Contact: squareup.com


Does not require any additional hardware. Free app uses the phone's camera to scan the main numbers of the credit card. No data is stored on the phone.

Platforms: Apple. Will be available for Android later this year.

Fees: No monthly. Debit card transactions are 1.95 percent of the sale plus 20 cents. Credit card transactions are 2.95 percent plus 20 cents.

Payment: Deposited within two business days. Receipt is emailed to the customer.

Contact: flint.com

Intuit GoPayment:

Requires a card reader and app. Both are free.

Platforms: Apple and Android.

Fees: There are two pricing models. The pay as you go option is 2.75 percent of each transaction, with no monthly fee. The pay monthly option is $12.95 a month with a 1.75 percent fee per transaction.

Payment: Next business day.

Tips from the BBB

Nick LaFleur, spokesman for the Better Business Bureau of Southern Arizona, offers the following advice to business owners:

• Read the fine print. You want to make sure that you're aware of the fees that are associated with these services so there's no surprises. 

• Do your research: There are many card-processing apps available for different smartphones.
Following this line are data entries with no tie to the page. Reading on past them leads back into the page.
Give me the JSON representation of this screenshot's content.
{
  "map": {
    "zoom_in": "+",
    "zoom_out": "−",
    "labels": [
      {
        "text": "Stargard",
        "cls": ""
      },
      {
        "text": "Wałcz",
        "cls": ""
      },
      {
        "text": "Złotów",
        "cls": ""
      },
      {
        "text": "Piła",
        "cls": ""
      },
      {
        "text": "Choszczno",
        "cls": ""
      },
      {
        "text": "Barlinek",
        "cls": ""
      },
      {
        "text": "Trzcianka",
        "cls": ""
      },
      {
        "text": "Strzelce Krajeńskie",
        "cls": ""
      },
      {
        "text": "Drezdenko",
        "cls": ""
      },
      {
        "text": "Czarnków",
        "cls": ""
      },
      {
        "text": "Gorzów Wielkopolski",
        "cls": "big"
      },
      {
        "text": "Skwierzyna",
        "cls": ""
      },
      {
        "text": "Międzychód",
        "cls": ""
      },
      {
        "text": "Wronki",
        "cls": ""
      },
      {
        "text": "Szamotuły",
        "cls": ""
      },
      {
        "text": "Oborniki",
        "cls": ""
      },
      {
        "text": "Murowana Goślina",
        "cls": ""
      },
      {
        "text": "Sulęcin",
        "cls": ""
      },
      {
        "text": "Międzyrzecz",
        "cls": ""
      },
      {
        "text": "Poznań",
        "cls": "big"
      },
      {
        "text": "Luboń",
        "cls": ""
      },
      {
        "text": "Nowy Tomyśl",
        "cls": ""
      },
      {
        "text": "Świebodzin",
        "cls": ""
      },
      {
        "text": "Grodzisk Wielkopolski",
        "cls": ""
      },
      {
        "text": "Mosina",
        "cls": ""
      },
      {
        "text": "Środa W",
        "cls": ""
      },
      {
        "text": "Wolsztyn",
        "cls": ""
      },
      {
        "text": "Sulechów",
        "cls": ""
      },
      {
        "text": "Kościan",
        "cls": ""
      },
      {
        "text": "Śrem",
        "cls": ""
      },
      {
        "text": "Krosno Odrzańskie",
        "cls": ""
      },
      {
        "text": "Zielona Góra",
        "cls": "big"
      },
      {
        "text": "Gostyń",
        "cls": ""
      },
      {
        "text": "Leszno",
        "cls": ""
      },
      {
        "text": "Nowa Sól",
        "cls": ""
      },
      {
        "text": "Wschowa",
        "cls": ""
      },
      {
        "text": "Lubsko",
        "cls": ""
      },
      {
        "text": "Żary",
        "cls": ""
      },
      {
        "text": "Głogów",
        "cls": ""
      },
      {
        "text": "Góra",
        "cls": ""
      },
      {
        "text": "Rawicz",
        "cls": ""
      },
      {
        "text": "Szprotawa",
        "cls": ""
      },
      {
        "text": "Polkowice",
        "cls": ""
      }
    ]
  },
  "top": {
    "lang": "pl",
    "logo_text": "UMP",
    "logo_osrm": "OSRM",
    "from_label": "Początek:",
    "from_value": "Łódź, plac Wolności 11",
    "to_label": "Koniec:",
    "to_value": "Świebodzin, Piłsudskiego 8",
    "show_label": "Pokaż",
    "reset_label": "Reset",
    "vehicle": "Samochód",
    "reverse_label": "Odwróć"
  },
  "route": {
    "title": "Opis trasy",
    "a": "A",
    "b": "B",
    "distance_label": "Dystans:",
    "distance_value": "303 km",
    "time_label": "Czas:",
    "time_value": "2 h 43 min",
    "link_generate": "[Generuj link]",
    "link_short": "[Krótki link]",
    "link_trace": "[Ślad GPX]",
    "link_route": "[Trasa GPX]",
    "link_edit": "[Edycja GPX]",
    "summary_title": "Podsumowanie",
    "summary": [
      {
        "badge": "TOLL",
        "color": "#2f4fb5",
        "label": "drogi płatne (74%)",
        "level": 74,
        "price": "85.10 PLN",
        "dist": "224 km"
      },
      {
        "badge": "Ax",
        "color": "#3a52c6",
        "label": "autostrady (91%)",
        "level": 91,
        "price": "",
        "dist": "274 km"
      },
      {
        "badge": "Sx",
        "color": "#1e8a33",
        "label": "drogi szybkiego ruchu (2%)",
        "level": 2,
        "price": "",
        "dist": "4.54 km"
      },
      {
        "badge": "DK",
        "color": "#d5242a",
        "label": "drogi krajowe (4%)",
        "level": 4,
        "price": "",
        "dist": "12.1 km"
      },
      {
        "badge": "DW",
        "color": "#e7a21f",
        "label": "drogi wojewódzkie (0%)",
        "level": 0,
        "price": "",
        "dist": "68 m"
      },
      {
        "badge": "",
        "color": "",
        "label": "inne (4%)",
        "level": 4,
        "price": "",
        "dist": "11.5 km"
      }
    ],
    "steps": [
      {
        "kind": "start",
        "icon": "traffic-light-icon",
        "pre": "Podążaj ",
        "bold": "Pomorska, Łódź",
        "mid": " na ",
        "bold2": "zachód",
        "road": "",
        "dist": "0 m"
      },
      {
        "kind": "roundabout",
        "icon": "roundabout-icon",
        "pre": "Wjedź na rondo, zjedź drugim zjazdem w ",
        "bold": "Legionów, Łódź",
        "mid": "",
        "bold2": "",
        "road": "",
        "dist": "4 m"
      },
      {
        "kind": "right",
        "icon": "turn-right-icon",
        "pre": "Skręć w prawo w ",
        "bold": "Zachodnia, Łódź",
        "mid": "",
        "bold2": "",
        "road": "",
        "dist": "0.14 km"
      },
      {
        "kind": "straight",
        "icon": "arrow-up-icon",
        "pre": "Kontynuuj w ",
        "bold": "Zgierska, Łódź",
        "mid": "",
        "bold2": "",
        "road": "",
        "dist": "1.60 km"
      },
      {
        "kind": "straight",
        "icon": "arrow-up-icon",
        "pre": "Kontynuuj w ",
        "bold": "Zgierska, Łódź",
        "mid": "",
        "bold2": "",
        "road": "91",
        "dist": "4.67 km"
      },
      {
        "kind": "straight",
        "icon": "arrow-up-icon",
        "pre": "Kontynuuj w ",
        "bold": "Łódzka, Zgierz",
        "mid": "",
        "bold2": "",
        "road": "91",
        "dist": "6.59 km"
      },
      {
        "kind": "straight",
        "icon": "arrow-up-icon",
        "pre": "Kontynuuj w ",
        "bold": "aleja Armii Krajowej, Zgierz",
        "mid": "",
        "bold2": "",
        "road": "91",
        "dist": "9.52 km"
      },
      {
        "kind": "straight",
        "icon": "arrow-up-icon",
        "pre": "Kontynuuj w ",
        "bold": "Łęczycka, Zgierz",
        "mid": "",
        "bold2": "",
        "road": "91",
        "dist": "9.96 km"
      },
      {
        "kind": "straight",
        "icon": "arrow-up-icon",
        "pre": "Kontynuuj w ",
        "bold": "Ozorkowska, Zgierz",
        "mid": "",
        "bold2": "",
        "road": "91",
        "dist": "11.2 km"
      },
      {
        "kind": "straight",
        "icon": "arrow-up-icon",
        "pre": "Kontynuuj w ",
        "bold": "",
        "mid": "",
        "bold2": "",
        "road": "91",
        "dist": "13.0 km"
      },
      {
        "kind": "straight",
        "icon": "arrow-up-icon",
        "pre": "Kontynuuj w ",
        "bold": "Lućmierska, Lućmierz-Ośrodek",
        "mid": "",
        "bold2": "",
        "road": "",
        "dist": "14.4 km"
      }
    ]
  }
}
Businesses should make sure they're not only choosing the app that works best for their specific business, but also choosing a service provided by a stable and honest company that has a positive track record in the industry. 

Contact reporter Angela Pittenger at apitteng@azstarnet.com or 573-4137.